As we all know,Â counterfeit detection is not only an art and a science, it is also a game with changing rules and moving boundaries. Â I recently (again, for what seems like the 1,000th time) became involved in a lengthy discussion about the apparent infallibility of machines to accurately and consistently detect counterfeit notes. Â The first problem with the detection or identification of counterfeit is terminology. Â Ask anyone from your country’s national police force or your Central Bank and they will tell you that the only agency authorised to identify a true counterfeit is the national police agency and/or the Central Bank. Â In Canada, the USA and many other countries it is only the national police force (Royal Canadian Mounted Police in Canada and The Secret Service in the USA) that are authorized to make a certified identification of a counterfeit note. Â All the rest of us are trained to identify suspect notes. Hence the real debate we confront daily – and one that certain vendors of low-cost machines love to misinterpret – is the difference between suspect and counterfeit.
I will always marvel at the sales person who can look a customer in the eye and tell them that a simple table-top counter or discriminator, costing anywhere from $200 to $8,000 or more, is capable if identifying counterfeit. Â At best, this is a misrepresentation – at worst an outright untruth. Â While many such devices show the word counterfeit on their screens and in configuration settings, what they are actually doing is detecting suspect notes. Â I find it curious that the vendors of these relatively low-cost solutions are allowed to persist in this misrepresentation whilst manufacturers of far more sophisticated equipment, ranging from $100,000’s to $1,000,000’s properly refer to any note rejected by their machine as suspect. Â Why is that? Â In my humble opinion it is because the manufacturers of these sophisticated machines have far more to lose in the credibility department than do their lower-cost cousins, when a properly informed customer challenges them.

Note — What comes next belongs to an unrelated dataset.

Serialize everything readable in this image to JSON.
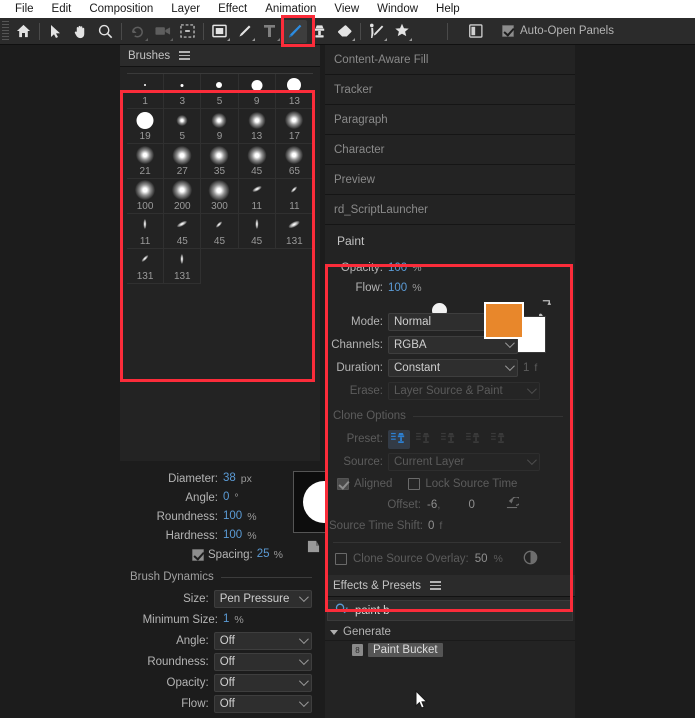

In any Central Bank, Commercial Bank, CIT vault or Casino count room that I have visited, it is standard practice to train currency processing staff to be able to identify suspect notes by visual and tactile inspection. Â Only after a human has identified a suspect can the proper paperwork be completed, which must accompany the notes when they are delivered to the agency that is authorised to make the final determination of counterfeit. Â That said, I completely understand why many managers ofÂ currency processing services want to believe that their low-cost machines identify counterfeit – they don’t need to add the expense to train staff properly and they benefit from increased productivity since their staff no longer need to take the time to make manual inspections.
A friend of mine is in the retail computer gaming industry. Â From time to time she will receive notice from her Bank that they identified a counterfeit note in her deposit. Â When she challenges them to prove that it is counterfeit they become evasive. When she further challenges them to show her the note in question, or produce the RCMP written determination that the note was really counterfeit together with an audit document of the process used to first identify the suspect, she always receives a credit to her account!
The question I pose to you, Dear Reader, is this: is it worth the potential loss of credibility, profit and overall reputation when you risk trusting a machine to make the final determination for you?